If the word “volunteering” evokes images of picking up garbage from the streets or collecting cans for fundraising, think again. With a little planning and an open mind, volunteering can be a philanthropic recess from the office and a valuable cultural experience. Although it's hard work, spending vacation time in the field is a great way to learn about a country. The spectrum of opportunities in Asia for willing - and paying - volunteers is vast and varied. Among the options: work camps in Bangladesh, construction projects in South Korea, and archaeological digs in Thailand.
If a volunteer vacation sounds like a worthwhile alternative to an easygoing holiday, be warned; Travelers lacking serious commitment or realistic expectations could be in for a hard time. “I would caution people against a casual approach to these vacations,” says David Minich of Habitat for Humanity, a U.S. Christian organization that arranges construction projects worldwide. “Management of expectation is critical. A 10-day contribution on a building site will allow you to see a portion of a lengthy process. Don't expect to save the world in a week.”
That said, immersion in a job provides an excellent opportunity to learn about the customs of local coworkers. And leave the guidebook behind. “For people who want to play the part of a carefree tourist, ” says Blue Magruder of Earthwatch, which offers a wide spectrum of volunteer opportunities, “this is the wrong thing.”
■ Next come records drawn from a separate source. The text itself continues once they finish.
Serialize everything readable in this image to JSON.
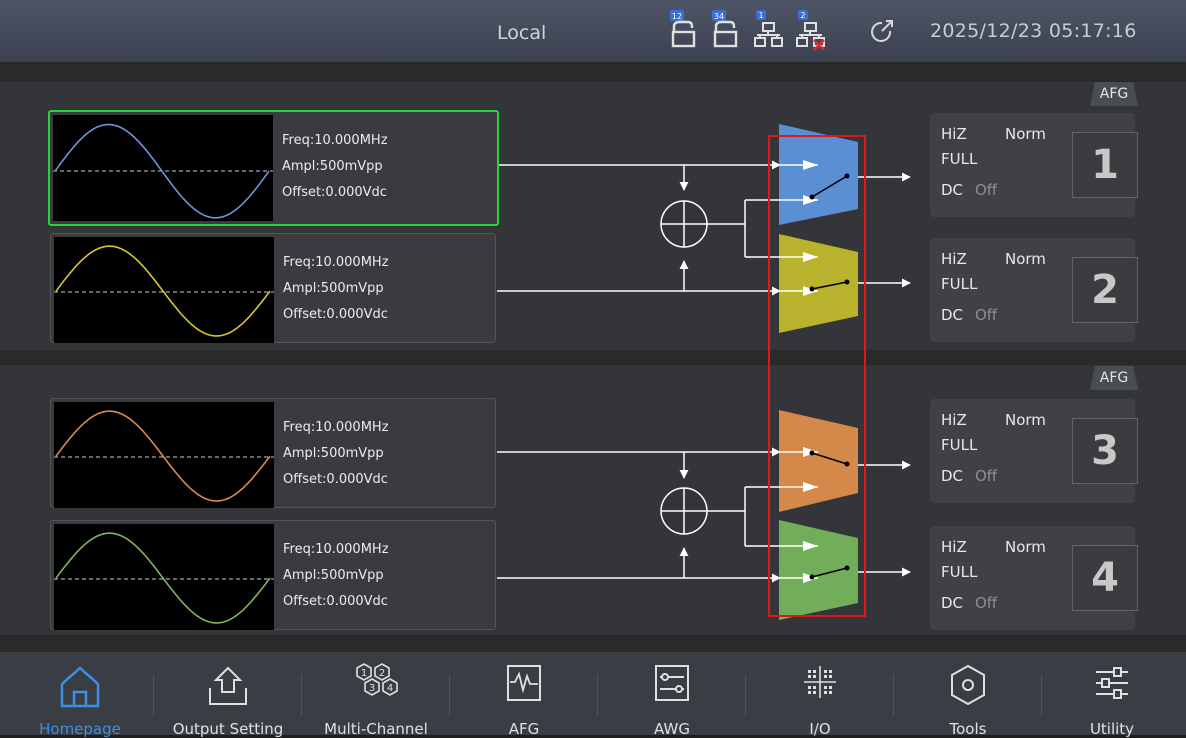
{
  "status_bar": {
    "mode": "Local",
    "datetime": "2025/12/23 05:17:16",
    "icons": [
      "lock-12-icon",
      "lock-34-icon",
      "network-1-icon",
      "network-2-disconnected-icon",
      "sync-icon"
    ],
    "icon_badges": {
      "lock_a": "12",
      "lock_b": "34",
      "net_a": "1",
      "net_b": "2"
    }
  },
  "groups": [
    {
      "tag": "AFG"
    },
    {
      "tag": "AFG"
    }
  ],
  "channels": [
    {
      "freq": "Freq:10.000MHz",
      "ampl": "Ampl:500mVpp",
      "offset": "Offset:0.000Vdc",
      "wave_color": "#6f95d6",
      "mux_color": "#5b8fd4",
      "hiz": "HiZ",
      "norm": "Norm",
      "full": "FULL",
      "dc": "DC",
      "off": "Off",
      "number": "1"
    },
    {
      "freq": "Freq:10.000MHz",
      "ampl": "Ampl:500mVpp",
      "offset": "Offset:0.000Vdc",
      "wave_color": "#d8c630",
      "mux_color": "#b8b22c",
      "hiz": "HiZ",
      "norm": "Norm",
      "full": "FULL",
      "dc": "DC",
      "off": "Off",
      "number": "2"
    },
    {
      "freq": "Freq:10.000MHz",
      "ampl": "Ampl:500mVpp",
      "offset": "Offset:0.000Vdc",
      "wave_color": "#d98b4a",
      "mux_color": "#d4884a",
      "hiz": "HiZ",
      "norm": "Norm",
      "full": "FULL",
      "dc": "DC",
      "off": "Off",
      "number": "3"
    },
    {
      "freq": "Freq:10.000MHz",
      "ampl": "Ampl:500mVpp",
      "offset": "Offset:0.000Vdc",
      "wave_color": "#7fb560",
      "mux_color": "#72ad5a",
      "hiz": "HiZ",
      "norm": "Norm",
      "full": "FULL",
      "dc": "DC",
      "off": "Off",
      "number": "4"
    }
  ],
  "nav": [
    {
      "label": "Homepage",
      "icon": "home-icon",
      "active": true
    },
    {
      "label": "Output Setting",
      "icon": "output-icon"
    },
    {
      "label": "Multi-Channel",
      "icon": "multi-channel-icon"
    },
    {
      "label": "AFG",
      "icon": "afg-icon"
    },
    {
      "label": "AWG",
      "icon": "awg-icon"
    },
    {
      "label": "I/O",
      "icon": "io-icon"
    },
    {
      "label": "Tools",
      "icon": "tools-icon"
    },
    {
      "label": "Utility",
      "icon": "utility-icon"
    }
  ],
  "colors": {
    "selected_border": "#26d43a",
    "active_nav": "#3a8fe6",
    "highlight_box": "#e01818"
  }
}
Many international work camps are run by local organizations that focus on social welfare and community development. Volunteers generally are placed in harsh conditions with no access to modern conveniences such as running water, and are asked to bring their own sleeping bags.